“2.  4 cups chopped spinach – recipe needs to clarify 4 cups of FRESH spinach, chopped because you can buy chopped spinach in the freezer section.  Interesting price notice (shopped at Hannaford)…the store brand was only 5 oz for @ 2.99 and I got 9 oz for the same, but national brand so makes sense to look around and compare cost/quantity. Also, I went into healthy living and the spinach was 9.99 lb!!! It might have been fresher, but no way!  Also..would the frozen chopped spinach work?  You may need to packages of it, thawed, and squeeze out liquid, but might be easier for some to find and more affordable??

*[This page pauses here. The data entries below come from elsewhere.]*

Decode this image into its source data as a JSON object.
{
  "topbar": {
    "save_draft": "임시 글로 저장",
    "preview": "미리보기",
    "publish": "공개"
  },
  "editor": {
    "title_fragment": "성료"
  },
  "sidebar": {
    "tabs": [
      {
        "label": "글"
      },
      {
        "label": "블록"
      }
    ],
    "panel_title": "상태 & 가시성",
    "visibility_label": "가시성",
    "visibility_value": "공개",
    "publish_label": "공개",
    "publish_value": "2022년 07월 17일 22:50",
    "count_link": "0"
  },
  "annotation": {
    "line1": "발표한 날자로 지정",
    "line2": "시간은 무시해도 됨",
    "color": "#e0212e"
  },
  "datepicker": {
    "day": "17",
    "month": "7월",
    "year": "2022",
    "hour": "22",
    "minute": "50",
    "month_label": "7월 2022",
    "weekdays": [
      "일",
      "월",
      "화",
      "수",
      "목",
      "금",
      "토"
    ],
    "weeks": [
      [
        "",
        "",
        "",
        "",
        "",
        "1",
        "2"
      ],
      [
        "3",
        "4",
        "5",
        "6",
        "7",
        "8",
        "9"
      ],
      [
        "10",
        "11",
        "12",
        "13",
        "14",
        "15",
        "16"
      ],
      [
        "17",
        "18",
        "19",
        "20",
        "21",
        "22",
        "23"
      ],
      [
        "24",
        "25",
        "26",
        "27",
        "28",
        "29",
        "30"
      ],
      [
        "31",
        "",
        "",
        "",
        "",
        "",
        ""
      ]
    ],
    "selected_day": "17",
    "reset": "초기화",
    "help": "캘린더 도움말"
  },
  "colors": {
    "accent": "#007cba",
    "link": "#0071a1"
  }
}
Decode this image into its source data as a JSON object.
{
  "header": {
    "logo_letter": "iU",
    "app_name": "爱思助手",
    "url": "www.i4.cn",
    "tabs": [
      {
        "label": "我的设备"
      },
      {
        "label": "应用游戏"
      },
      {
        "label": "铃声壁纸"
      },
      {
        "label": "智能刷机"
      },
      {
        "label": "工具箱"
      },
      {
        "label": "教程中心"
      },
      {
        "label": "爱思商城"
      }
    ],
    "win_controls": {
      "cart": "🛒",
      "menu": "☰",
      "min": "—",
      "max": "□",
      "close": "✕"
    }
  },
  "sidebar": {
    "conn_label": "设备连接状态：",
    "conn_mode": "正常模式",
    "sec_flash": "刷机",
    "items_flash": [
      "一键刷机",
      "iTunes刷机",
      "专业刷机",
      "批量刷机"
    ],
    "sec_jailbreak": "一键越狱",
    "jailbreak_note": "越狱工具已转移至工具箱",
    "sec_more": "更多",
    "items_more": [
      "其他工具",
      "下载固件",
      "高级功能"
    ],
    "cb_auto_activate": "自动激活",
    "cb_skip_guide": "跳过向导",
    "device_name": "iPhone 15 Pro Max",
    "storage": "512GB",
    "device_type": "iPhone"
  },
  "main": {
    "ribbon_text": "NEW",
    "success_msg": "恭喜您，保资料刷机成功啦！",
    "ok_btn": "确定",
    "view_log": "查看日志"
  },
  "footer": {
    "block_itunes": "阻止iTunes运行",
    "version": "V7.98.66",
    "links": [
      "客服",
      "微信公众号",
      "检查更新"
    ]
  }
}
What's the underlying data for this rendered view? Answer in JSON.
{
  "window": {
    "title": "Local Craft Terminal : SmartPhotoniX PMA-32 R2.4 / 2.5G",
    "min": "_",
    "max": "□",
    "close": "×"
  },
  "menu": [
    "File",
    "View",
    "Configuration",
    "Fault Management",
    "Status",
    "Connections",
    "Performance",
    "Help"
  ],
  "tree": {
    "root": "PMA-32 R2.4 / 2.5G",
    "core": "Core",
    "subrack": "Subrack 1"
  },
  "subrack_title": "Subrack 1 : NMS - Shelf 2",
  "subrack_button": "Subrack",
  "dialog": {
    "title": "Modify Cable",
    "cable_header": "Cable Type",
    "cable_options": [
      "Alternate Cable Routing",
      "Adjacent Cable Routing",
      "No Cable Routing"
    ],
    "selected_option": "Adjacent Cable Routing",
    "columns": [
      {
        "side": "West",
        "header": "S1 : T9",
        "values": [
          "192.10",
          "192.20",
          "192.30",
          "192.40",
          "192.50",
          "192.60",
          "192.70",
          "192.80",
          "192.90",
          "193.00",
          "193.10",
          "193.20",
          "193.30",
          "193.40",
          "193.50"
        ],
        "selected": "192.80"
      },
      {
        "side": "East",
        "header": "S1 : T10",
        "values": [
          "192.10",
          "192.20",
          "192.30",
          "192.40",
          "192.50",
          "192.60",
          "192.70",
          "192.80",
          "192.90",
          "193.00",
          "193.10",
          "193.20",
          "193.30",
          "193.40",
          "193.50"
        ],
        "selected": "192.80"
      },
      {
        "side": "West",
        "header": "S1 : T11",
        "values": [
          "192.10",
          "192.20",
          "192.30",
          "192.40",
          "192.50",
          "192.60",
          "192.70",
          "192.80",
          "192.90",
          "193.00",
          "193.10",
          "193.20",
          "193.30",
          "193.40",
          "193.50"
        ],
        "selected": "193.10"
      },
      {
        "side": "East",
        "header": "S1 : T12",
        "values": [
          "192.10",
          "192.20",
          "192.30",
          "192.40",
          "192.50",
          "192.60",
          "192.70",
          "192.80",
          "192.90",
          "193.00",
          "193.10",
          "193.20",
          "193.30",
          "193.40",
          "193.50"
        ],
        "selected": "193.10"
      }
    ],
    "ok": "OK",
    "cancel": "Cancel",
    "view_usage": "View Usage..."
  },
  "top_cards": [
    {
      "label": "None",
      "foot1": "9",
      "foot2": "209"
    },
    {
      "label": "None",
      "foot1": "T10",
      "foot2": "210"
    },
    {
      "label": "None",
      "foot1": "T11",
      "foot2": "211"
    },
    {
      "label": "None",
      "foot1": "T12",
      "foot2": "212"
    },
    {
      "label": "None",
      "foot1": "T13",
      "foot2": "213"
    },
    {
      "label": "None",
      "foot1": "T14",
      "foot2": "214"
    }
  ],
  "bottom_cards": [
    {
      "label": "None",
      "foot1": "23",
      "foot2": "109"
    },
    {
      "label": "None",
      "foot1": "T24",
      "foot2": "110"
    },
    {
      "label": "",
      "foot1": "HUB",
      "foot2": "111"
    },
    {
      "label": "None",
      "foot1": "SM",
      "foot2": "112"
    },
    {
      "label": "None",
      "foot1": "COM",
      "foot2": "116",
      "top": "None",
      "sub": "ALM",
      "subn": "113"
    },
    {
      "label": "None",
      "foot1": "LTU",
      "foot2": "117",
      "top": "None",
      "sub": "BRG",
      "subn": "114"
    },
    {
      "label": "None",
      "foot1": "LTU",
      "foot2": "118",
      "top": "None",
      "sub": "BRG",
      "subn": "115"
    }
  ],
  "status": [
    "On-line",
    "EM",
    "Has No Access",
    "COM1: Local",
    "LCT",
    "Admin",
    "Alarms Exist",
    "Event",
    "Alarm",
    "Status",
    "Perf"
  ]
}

“3.  Splash of Olive oil – again, for new cooks etc, you should put some measurement to it…couple of TBSP or something.  I did a “splash”, but added more.

“4.  “casserole dish” – need to specify kind/size etc.  The deeper the dish, the longer it would have to be in the oven to heat through.  I chose a pie plate because it wasn’t too deep and had more surface area for the jack cheese to cover – cooking time could vary a lot depending on what kind of dish the cook uses.

“This was a wonderful recipe with easy ingredients to find – This will be made and served at my next dinner party or just when the girls come over to “dish” and relax.  A great recipe for beginner chefs to master.

Meatless Monday Recipe: Garlicky Spinach

Serves 2


  • ½  tablespoon butter
  • 1 spoonful crushed, powdered, or minced garlic
  • 4 large handfuls spinach
  • Salt and pepper to taste


  1. Heat butter in heavy skillet over low-medium heat.
  2. Add garlic and sauté briefly, until fragrant.
  3. Add spinach and sauté, stirring frequently, until just tender, about 3 minutes.  Add salt and pepper to taste.
  4. Note: try serving atop fried eggs, in breakfast sandwiches, alongside rice and beans, or as an accompaniment to almost any meal!

To receive more recipes and tips on your favorite fruits and vegetables, download Vermont Fresh: A Fruit and Vegetable Handbook.    Vermont Foodbank fresh food initiatives would not be possible without your support.  Please consider giving to the Vermont Foodbank today!